Thus, it appears that the proposed interview would call on you to provide heretofore nonpublic information to a third person, the author, who would then characterize and interpret your interview in light of information obtained from multiple other sources.  While that enterprise is at the heart of the valuable social function of journalism, the admonitions of Section 3 B (9) and Section 3 B (11) indicate that the judge's role is to provide and protect a public record that is appropriately the subject of the journalistic interpretation.

There are, admittedly, some subjects of the proposed interview that go to the administrative, rather than adjudicative, role of the judge.  For example, questions of running a courtroom and dealing with security and other issues that flow from a high profile case would address administrative matters that can properly be discussed.  The challenge in limiting an interview to administrative matters is the risk that the conversation will bleed into prohibited areas, including perceptions of the lawyers, litigants, and witnesses.

Conclusion.  In sum, the Code of Judicial Conduct prohibits your discussion of the adjudicative process on matters not contained in the public record.  Consequently, the Code does not allow you to discuss your "impressions" from your perspective as the trial judge; your thoughts about the case "in the context of those times"; how you "approached" the case; any "color or context" you might be able to provide; and anything else that "stood out" for you about the case if it would reveal information about the adjudicative process that is outside the public record.  The Code would allow you, however, to discuss administrative matters, such as any "extra concerns" you may have had in managing a high profile matter, including security concerns, media concerns, steps you took to address these concerns, and, in the words of Section 3 B (9) (a), "the procedures of the court, general legal principles, or what may be learned from the public record in a case."  Topics such as special concerns for the families involved lie on or near the border of administrative and adjudicative matters and would need to be addressed with caution so as to prevent the conversation from calling into question your impartiality in overseeing the matter.

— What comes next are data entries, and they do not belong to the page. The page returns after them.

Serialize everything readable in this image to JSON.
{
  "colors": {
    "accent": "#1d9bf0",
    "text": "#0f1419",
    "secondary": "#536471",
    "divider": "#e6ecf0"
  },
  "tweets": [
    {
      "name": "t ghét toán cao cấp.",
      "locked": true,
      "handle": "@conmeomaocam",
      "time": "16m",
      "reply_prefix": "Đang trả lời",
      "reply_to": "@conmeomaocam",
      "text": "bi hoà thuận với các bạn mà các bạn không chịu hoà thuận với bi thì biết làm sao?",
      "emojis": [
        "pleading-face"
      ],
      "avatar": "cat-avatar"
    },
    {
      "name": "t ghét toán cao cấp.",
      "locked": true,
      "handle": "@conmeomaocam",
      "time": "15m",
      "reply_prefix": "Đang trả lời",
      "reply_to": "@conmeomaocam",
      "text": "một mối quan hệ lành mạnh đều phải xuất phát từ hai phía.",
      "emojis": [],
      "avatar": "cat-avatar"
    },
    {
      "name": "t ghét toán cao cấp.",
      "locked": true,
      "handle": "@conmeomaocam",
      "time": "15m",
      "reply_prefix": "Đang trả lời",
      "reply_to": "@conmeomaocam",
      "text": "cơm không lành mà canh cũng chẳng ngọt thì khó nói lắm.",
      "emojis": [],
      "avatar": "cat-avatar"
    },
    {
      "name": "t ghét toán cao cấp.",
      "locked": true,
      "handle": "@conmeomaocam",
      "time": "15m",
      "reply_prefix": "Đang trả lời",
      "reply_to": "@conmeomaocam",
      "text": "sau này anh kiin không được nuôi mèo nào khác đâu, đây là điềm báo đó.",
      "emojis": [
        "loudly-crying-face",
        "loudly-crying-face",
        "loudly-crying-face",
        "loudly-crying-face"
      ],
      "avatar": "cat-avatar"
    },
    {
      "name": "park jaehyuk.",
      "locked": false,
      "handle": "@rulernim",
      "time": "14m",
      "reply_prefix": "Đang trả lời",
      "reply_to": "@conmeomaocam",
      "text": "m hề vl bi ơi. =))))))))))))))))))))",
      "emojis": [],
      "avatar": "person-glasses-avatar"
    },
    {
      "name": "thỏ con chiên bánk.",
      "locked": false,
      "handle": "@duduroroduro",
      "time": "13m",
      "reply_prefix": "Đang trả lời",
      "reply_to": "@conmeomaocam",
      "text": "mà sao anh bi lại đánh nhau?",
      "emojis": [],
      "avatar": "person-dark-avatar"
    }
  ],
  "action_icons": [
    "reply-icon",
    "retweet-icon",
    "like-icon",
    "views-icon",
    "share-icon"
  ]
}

As the preamble to the Code notes, "[i]ntrinsic to all sections of this Code are the precepts that judges, individually and collectively, must respect and honor the judicial office as a public trust and strive to enhance and maintain confidence in our legal system.  The judge is an arbiter of facts and law for the resolution of disputes and a highly visible symbol of government under the rule of law."  In that role, it is imperative that judges maintain both the appearance and the reality of measured and thoughtful decisionmaking based on factors they present on a public record for scrutiny by all.